Gloria Steinem, the grand mufti of feminism, issued a fatwa anathematizing Palin. A National Organization for Women spokeswoman proclaimed Palin more of a man than a woman. Wendy Doniger, a feminist academic at the University of Chicago, writes of Palin in Newsweek: "Her greatest hypocrisy is in her pretense that she is a woman."
It's funny. The left has been whining about having their patriotism questioned for so long it feels like they started griping in the Mesozoic era. Feminists have argued for decades that womanhood is an existential and metaphysical state of enlightenment. But they have no problem questioning whether women they hate are really women at all.
Since we know from basic science that Palin is a woman -- she's had five kids, for starters -- it's clear that these ideological thugs aren't talking about actual, you know, facts. They're doing what people of totalitarian mind-sets always do: bully heretics, demonize enemies, whip the troops into line.

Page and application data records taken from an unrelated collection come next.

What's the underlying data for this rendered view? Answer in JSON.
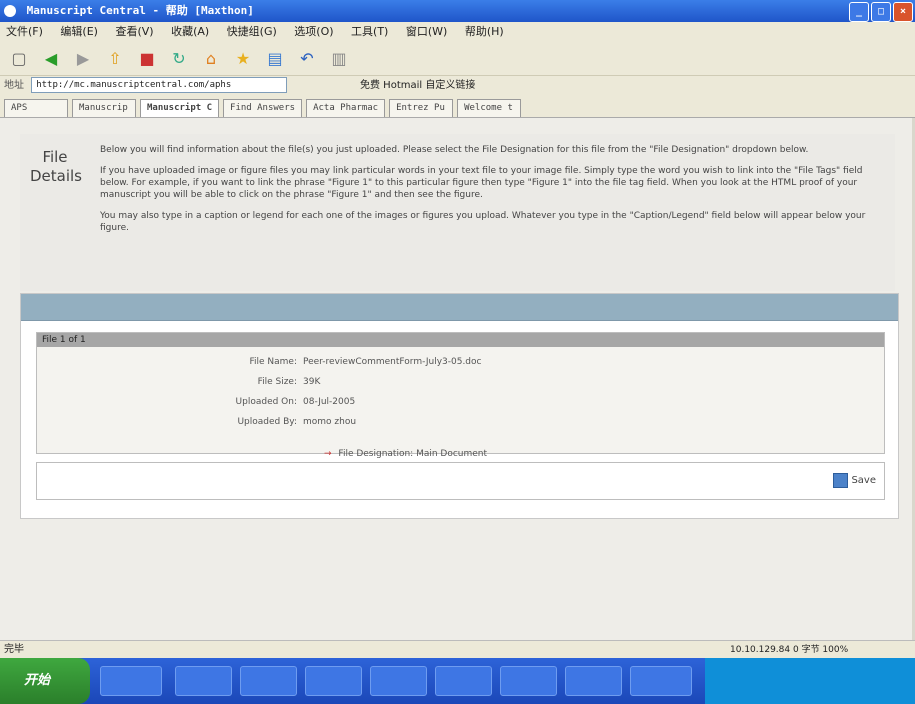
{
  "window": {
    "title": "Manuscript Central - 帮助 [Maxthon]"
  },
  "menu": [
    "文件(F)",
    "编辑(E)",
    "查看(V)",
    "收藏(A)",
    "快捷组(G)",
    "选项(O)",
    "工具(T)",
    "窗口(W)",
    "帮助(H)"
  ],
  "address": {
    "label": "地址",
    "url": "http://mc.manuscriptcentral.com/aphs",
    "extra": "免费 Hotmail  自定义链接"
  },
  "tabs": [
    "APS",
    "Manuscrip",
    "Manuscript C",
    "Find Answers",
    "Acta Pharmac",
    "Entrez Pu",
    "Welcome t"
  ],
  "page": {
    "title": "File Details",
    "paragraphs": [
      "Below you will find information about the file(s) you just uploaded. Please select the File Designation for this file from the \"File Designation\" dropdown below.",
      "If you have uploaded image or figure files you may link particular words in your text file to your image file. Simply type the word you wish to link into the \"File Tags\" field below. For example, if you want to link the phrase \"Figure 1\" to this particular figure then type \"Figure 1\" into the file tag field. When you look at the HTML proof of your manuscript you will be able to click on the phrase \"Figure 1\" and then see the figure.",
      "You may also type in a caption or legend for each one of the images or figures you upload. Whatever you type in the \"Caption/Legend\" field below will appear below your figure."
    ]
  },
  "file": {
    "header": "File 1 of 1",
    "rows": [
      {
        "key": "File Name:",
        "value": "Peer-reviewCommentForm-July3-05.doc"
      },
      {
        "key": "File Size:",
        "value": "39K"
      },
      {
        "key": "Uploaded On:",
        "value": "08-Jul-2005"
      },
      {
        "key": "Uploaded By:",
        "value": "momo zhou"
      }
    ],
    "designation": "File Designation: Main Document",
    "required_marker": "→"
  },
  "save_label": "Save",
  "status": {
    "left": "完毕",
    "right": "10.10.129.84   0 字节   100%"
  },
  "taskbar": {
    "start": "开始"
  }
}
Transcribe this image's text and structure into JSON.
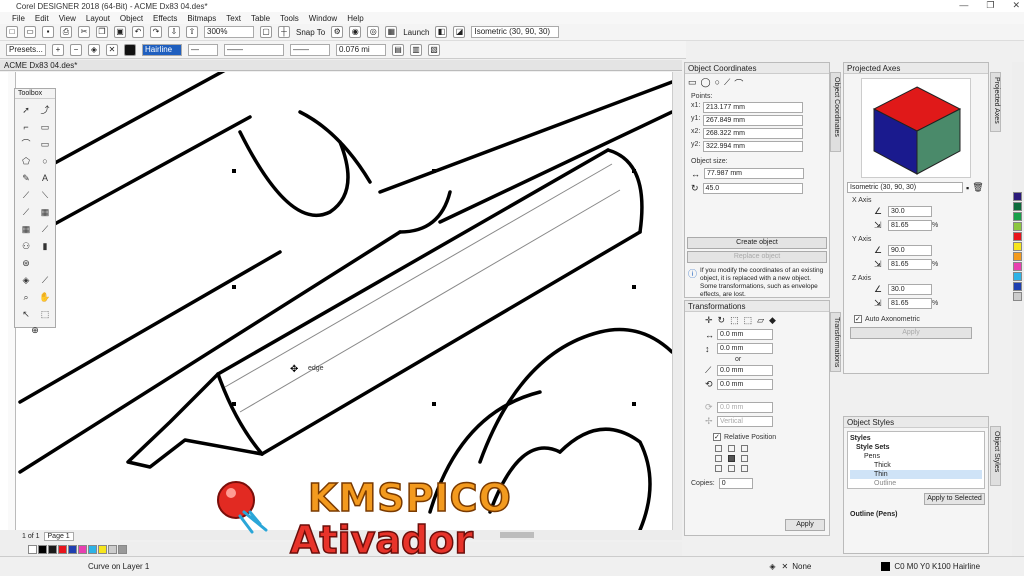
{
  "window": {
    "title": "Corel DESIGNER 2018 (64-Bit) - ACME Dx83 04.des*",
    "controls": [
      "—",
      "❐",
      "✕"
    ]
  },
  "menu": [
    "File",
    "Edit",
    "View",
    "Layout",
    "Object",
    "Effects",
    "Bitmaps",
    "Text",
    "Table",
    "Tools",
    "Window",
    "Help"
  ],
  "toolbar": {
    "zoom": "300%",
    "snap": "Snap To",
    "launch": "Launch",
    "projection": "Isometric (30, 90, 30)"
  },
  "propbar": {
    "presets": "Presets...",
    "outline_width": "Hairline",
    "nudge": "0.076 mi"
  },
  "doc_tab": "ACME Dx83 04.des*",
  "toolbox": {
    "title": "Toolbox"
  },
  "canvas": {
    "edge_label": "edge"
  },
  "page_nav": {
    "counter": "1 of 1",
    "page": "Page 1"
  },
  "palette": [
    "#ffffff",
    "#000000",
    "#1a1a1a",
    "#e8141c",
    "#1e3fb0",
    "#e83fb0",
    "#2eb3e6",
    "#f6e51d",
    "#cccccc",
    "#999999"
  ],
  "status": {
    "left": "Curve on Layer 1",
    "fill": "None",
    "outline": "C0 M0 Y0 K100  Hairline"
  },
  "object_coordinates": {
    "title": "Object Coordinates",
    "points_label": "Points:",
    "x1_label": "x1:",
    "x1": "213.177 mm",
    "y1_label": "y1:",
    "y1": "267.849 mm",
    "x2_label": "x2:",
    "x2": "268.322 mm",
    "y2_label": "y2:",
    "y2": "322.994 mm",
    "size_label": "Object size:",
    "length": "77.987 mm",
    "angle": "45.0",
    "create_btn": "Create object",
    "replace_btn": "Replace object",
    "info": "If you modify the coordinates of an existing object, it is replaced with a new object. Some transformations, such as envelope effects, are lost.",
    "vtab": "Object Coordinates"
  },
  "transformations": {
    "title": "Transformations",
    "w1": "0.0 mm",
    "h1": "0.0 mm",
    "or": "or",
    "x": "0.0 mm",
    "y": "0.0 mm",
    "angle": "0.0 mm",
    "anchor": "Vertical",
    "relative": "Relative Position",
    "copies_label": "Copies:",
    "copies": "0",
    "apply": "Apply",
    "vtab": "Transformations"
  },
  "projected_axes": {
    "title": "Projected Axes",
    "preset": "Isometric (30, 90, 30)",
    "x_label": "X Axis",
    "x_angle": "30.0",
    "x_scale": "81.65",
    "y_label": "Y Axis",
    "y_angle": "90.0",
    "y_scale": "81.65",
    "z_label": "Z Axis",
    "z_angle": "30.0",
    "z_scale": "81.65",
    "pct": "%",
    "auto": "Auto Axonometric",
    "apply": "Apply",
    "vtab": "Projected Axes"
  },
  "object_styles": {
    "title": "Object Styles",
    "items": [
      "Styles",
      "Style Sets",
      "Pens",
      "Thick",
      "Thin",
      "Outline"
    ],
    "apply_selected": "Apply to Selected",
    "outline_pens": "Outline (Pens)",
    "vtab": "Object Styles"
  },
  "watermark": {
    "line1": "KMSPICO",
    "line2": "Ativador"
  }
}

The academic feminist left has scared the dickens out of mainstream men and women for so long, the liberal establishment is terrified to contradict feminists' nigh-upon-theological conviction that female authenticity is measured by one's blind loyalty to left-wing talking points. This is a version of the Marxist doctrine of "false consciousness," which holds that you aren't an authentic member of the proletariat unless you agree with Marxism.

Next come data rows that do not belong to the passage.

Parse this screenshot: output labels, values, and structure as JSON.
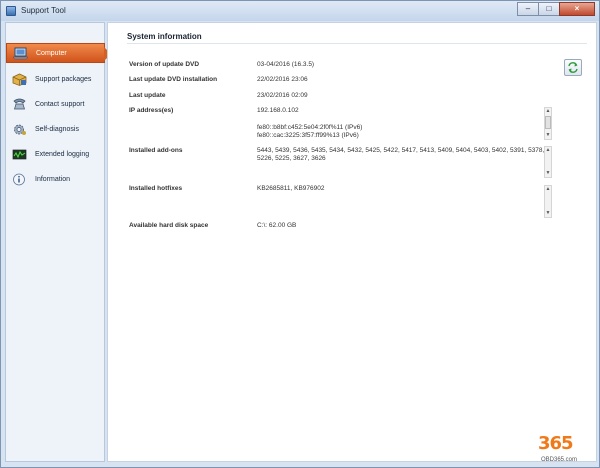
{
  "window": {
    "title": "Support Tool",
    "minimize": "–",
    "maximize": "□",
    "close": "×"
  },
  "sidebar": {
    "items": [
      {
        "label": "Computer",
        "icon": "laptop-icon",
        "active": true
      },
      {
        "label": "Support packages",
        "icon": "package-icon"
      },
      {
        "label": "Contact support",
        "icon": "phone-icon"
      },
      {
        "label": "Self-diagnosis",
        "icon": "gear-icon"
      },
      {
        "label": "Extended logging",
        "icon": "log-icon"
      },
      {
        "label": "Information",
        "icon": "info-icon"
      }
    ]
  },
  "main": {
    "heading": "System information",
    "rows": [
      {
        "label": "Version of update DVD",
        "value": "03-04/2016 (16.3.5)"
      },
      {
        "label": "Last update DVD installation",
        "value": "22/02/2016 23:06"
      },
      {
        "label": "Last update",
        "value": "23/02/2016 02:09"
      },
      {
        "label": "IP address(es)",
        "value": "192.168.0.102"
      },
      {
        "label": "",
        "value": "fe80::b8bf:c452:5e04:2f0f%11 (IPv6)"
      },
      {
        "label": "",
        "value": "fe80::cac:3225:3f57:ff99%13 (IPv6)"
      },
      {
        "label": "Installed add-ons",
        "value": "5443, 5439, 5436, 5435, 5434, 5432, 5425, 5422, 5417, 5413, 5409, 5404, 5403, 5402, 5391, 5378,"
      },
      {
        "label": "",
        "value": "5226, 5225, 3627, 3626"
      },
      {
        "label": "Installed hotfixes",
        "value": "KB2685811, KB976902"
      },
      {
        "label": "Available hard disk space",
        "value": "C:\\: 62.00 GB"
      }
    ]
  },
  "watermark": {
    "number": "365",
    "text": "OBD365.com"
  },
  "colors": {
    "accent": "#e06a2a",
    "sidebar_bg": "#eef3f9",
    "window_bg": "#d7e3f1"
  }
}
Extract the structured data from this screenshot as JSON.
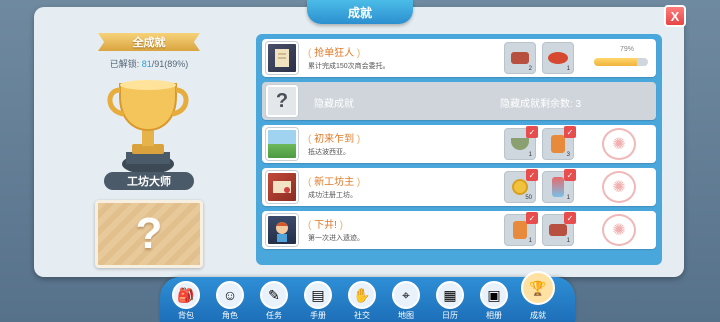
{
  "header": {
    "title": "成就",
    "close_label": "X"
  },
  "summary": {
    "ribbon": "全成就",
    "unlocked_prefix": "已解锁: ",
    "unlocked_count": "81",
    "unlocked_total": "/91(89%)",
    "trophy_name": "工坊大师",
    "mystery_symbol": "?"
  },
  "achievements": [
    {
      "title": "抢单狂人",
      "desc": "累计完成150次商会委托。",
      "rewards": [
        {
          "icon": "meat-icon",
          "count": "2"
        },
        {
          "icon": "dish-icon",
          "count": "1"
        }
      ],
      "progress_label": "79%",
      "progress": 0.79
    },
    {
      "hidden": true,
      "title": "隐藏成就",
      "remaining_label": "隐藏成就剩余数: 3"
    },
    {
      "title": "初来乍到",
      "desc": "抵达波西亚。",
      "rewards": [
        {
          "icon": "bowl-icon",
          "count": "1"
        },
        {
          "icon": "jar-icon",
          "count": "3"
        }
      ],
      "claimed": true
    },
    {
      "title": "新工坊主",
      "desc": "成功注册工坊。",
      "rewards": [
        {
          "icon": "coin-icon",
          "count": "50"
        },
        {
          "icon": "potion-icon",
          "count": "1"
        }
      ],
      "claimed": true
    },
    {
      "title": "下井!",
      "desc": "第一次进入遗迹。",
      "rewards": [
        {
          "icon": "jar-icon",
          "count": "1"
        },
        {
          "icon": "meat-icon",
          "count": "1"
        }
      ],
      "claimed": true
    }
  ],
  "dock": [
    {
      "label": "背包",
      "icon": "backpack-icon"
    },
    {
      "label": "角色",
      "icon": "character-icon"
    },
    {
      "label": "任务",
      "icon": "task-icon"
    },
    {
      "label": "手册",
      "icon": "handbook-icon"
    },
    {
      "label": "社交",
      "icon": "social-icon"
    },
    {
      "label": "地图",
      "icon": "map-icon"
    },
    {
      "label": "日历",
      "icon": "calendar-icon"
    },
    {
      "label": "相册",
      "icon": "album-icon"
    },
    {
      "label": "成就",
      "icon": "trophy-icon",
      "active": true
    }
  ],
  "colors": {
    "accent": "#2a9fd6",
    "list_bg": "#4aa7dc",
    "title_orange": "#e07a2a"
  }
}
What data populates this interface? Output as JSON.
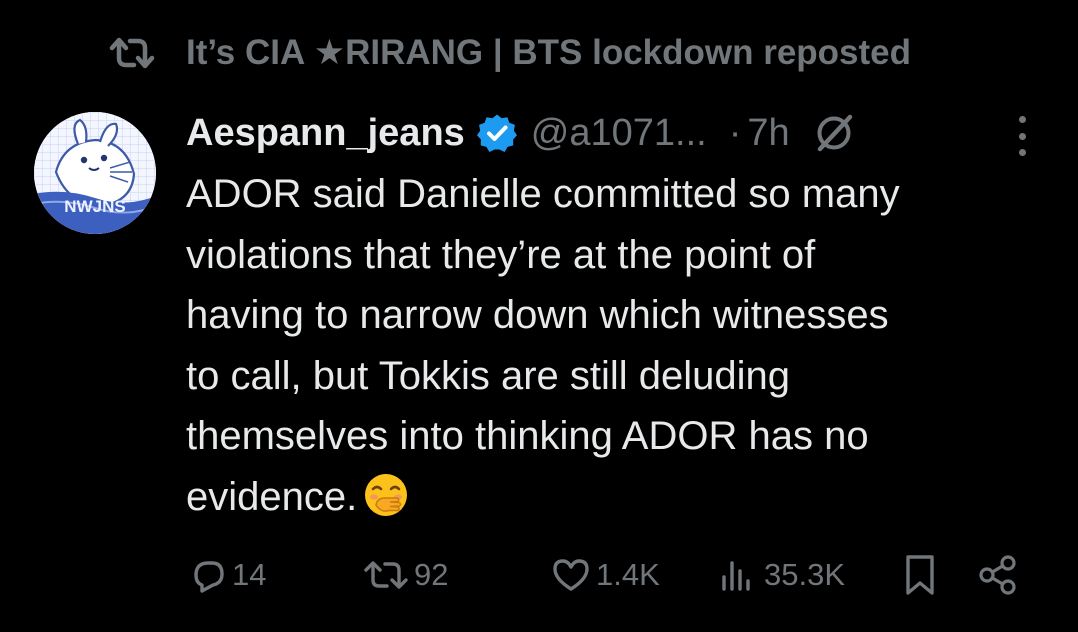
{
  "repost_banner": {
    "icon": "repost-icon",
    "text": "It’s CIA ★RIRANG | BTS lockdown reposted"
  },
  "author": {
    "display_name": "Aespann_jeans",
    "verified": true,
    "handle": "@a1071...",
    "separator": "·",
    "time": "7h",
    "avatar_label": "NWJNS"
  },
  "post": {
    "lines": [
      "ADOR said Danielle committed so many",
      "violations that they’re at the point of",
      "having to narrow down which witnesses",
      "to call, but Tokkis are still deluding",
      "themselves into thinking ADOR has no",
      "evidence."
    ],
    "emoji": "face-with-hand-over-mouth"
  },
  "actions": {
    "replies": "14",
    "reposts": "92",
    "likes": "1.4K",
    "views": "35.3K"
  },
  "colors": {
    "background": "#000000",
    "text": "#e7e9ea",
    "muted": "#71767b",
    "verified": "#1d9bf0"
  }
}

It works like this: If you don't agree with feminist scolds, you're not a real woman, even if you're a very feminine working mom. But even if you're an actual man -- never mind a childless feminist who looks like a Bulgarian weightlifter in drag -- you're a "real woman" solely because you nod your head like a windup clapping monkey every time you read the latest editorial in Ms. Recall how they christened Bill Clinton the "first female president," too.
But here's the fun part. Feminists are hooked on their own Kool-Aid; they actually believe the stuff they say. The shrill, angry women you see on MSNBC claiming to speak for all women actually think they do. But they don't. They speak for a few left-leaning women in faculty lounges, editorial boardrooms and that's about it.
Mainstream liberals have been in captivity for so long, eagerly accepting their ritual beatings, that they've gotten Stockholm Syndrome and convinced themselves that Gloria Steinem and Co. are the authentic voices of women everywhere.
The reality is that there is an actual reality out there, and it doesn't look anything like what feminists see beyond the rims of their ideological blinders.
For instance, immediately after the Palin announcement, the priestesses not only ruled it "sexist" for McCain to pick a woman but also said it was strategically dumb -- "insulting to women!" -- to think any real women would switch support from the beatified Obama to that old devil McCain.
Well, according to a Washington Post/ABC News poll, there's been a 20-point swing among white women from Obama-Biden to McCain-Palin. Did this "ideological brain rape" suddenly induce an epidemic of false consciousness?
Of course not. Nor are women mindlessly switching loyalties because there's a woman on the ticket. What the Palin pick has demonstrated, however, is that the Feminist-Industrial Complex is a fraud. Disagreeing with self-described feminists doesn't mean you're anti-woman. Usually it just means you're sensible.
And for that lesson alone, we should all be grateful.